“Corey set the tone,” Yankees manager Aaron Boone said. “Obviously, he threw the ball really well and was in command most of the night. I thought our offense did a lot of really good things. We still didn’t breakthrough with a lot of runs, but we’ll certainly take five.”
Kluber (1-2), who signed an $11 million, one-year contract as a free agent, allowed one run and six hits with five strikeouts over 6 2/3 innings. Kluber has come back from two injury-marred seasons and became the first Yankees starter other than Gerrit Cole to pitch into the seventh inning this season. It was Kluber’s first win and longest outing since he threw seven innings against Atlanta on April 20, 2019.
Before the game, the Yankees acquired lefthanded reliever Wandy Peralta from the San Francisco Giants for outfielder Mike Tauchman. New York also gets a player to be named as part of the deal.
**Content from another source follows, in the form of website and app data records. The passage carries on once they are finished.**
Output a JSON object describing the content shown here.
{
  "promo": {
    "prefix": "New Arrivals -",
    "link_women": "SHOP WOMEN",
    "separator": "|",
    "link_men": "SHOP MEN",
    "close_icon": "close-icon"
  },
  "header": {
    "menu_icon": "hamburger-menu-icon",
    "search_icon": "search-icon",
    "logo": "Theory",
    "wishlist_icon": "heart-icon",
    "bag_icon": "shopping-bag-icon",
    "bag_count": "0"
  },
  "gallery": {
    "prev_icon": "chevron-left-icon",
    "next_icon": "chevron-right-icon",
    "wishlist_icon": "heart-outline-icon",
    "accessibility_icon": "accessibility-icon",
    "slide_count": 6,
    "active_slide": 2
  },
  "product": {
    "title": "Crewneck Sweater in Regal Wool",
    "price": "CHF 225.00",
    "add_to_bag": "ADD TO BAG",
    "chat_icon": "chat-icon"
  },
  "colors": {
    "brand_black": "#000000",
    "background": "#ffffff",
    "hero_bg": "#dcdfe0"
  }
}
Peralta, 29, is 2-1 with two saves and a 5.40 ERA in 10 relief appearances with the Giants this season and is 9-9 with a 4.72 ERA and two saves in six major league seasons with Cincinnati (2016-19) and San Francisco (2019-21).
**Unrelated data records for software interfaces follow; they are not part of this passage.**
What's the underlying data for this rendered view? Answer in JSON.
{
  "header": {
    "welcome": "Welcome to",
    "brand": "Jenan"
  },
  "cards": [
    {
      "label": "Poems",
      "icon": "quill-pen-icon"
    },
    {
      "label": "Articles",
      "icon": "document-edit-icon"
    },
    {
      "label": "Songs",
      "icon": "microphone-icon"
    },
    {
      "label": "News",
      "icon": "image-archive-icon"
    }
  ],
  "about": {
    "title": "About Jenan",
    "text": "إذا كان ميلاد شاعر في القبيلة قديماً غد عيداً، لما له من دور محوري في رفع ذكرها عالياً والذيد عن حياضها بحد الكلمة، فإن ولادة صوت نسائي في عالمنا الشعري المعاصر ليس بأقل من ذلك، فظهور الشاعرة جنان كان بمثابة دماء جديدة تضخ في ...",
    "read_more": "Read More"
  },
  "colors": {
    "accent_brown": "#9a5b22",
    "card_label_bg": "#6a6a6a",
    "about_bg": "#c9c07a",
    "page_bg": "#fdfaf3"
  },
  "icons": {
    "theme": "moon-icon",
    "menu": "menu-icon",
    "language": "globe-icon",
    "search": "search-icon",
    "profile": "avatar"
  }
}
Guerrero homers three times, Blue Jays rips Nationals
Vladimir Guerrero Jr. hit three home runs, including a grand slam and solo shot off Washington ace Max Scherzer, and had seven RBIs as the Toronto Blue Jays beat the Nationals, 9-5, in Dunedin, Fla. Guerrero’s slam in the third put the Blue Jays ahead 4-3 and ended Scherzer’s scoreless streak at 19 innings. Guerrero made it 7-3 with his drive in the fifth and added a two-run, seventh-inning shot off Kyle Finnegan to complete his first three-homer game . . . In St. Petersburg, Fla., Brett Phillips hit a two-run homer in the sixth inning and the Rays held on for a 4-3 win, handing the Athletics their second loss in 16 games . . . Carlos Martinez pitched two-hit ball into the eighth inning for his first win as a starter since 2018, leading the Cardinals over the Phillies, 5-2, in St. Louis. Paul Goldschmidt and Tommy Edman hit two-run doubles and Nolan Arenado doubled twice as St. Louis won for the fourth time in five games . . . Ian Anderson allowed one hit in seven innings, Ronald Acuña Jr. hit a long home run and the Braves beat the skidding Cubs, 5-0, in Atlanta . . . Cristian Javier combined with two relievers on a two-hitter, and the Astros beat the Seattle Mariners, 2-0, in Houston to get above .500 as they bounced back from a long skid . . . The Minnesota Twins will make up a pair of virus-prompted postponements against the Los Angeles Angels as a doubleheader May 20, originally an off day for both teams, in Anaheim, Calif. . . . Jerry Blevins, a left-handed reliever who split the bulk of his career between the Athletics and Mets, announced his retirement after 13 big league seasons. The 37-year-old last pitched in the majors for Atlanta in 2019. He had been working at the Mets’ alternate training site in Brooklyn after failing to land a bullpen spot out of spring training.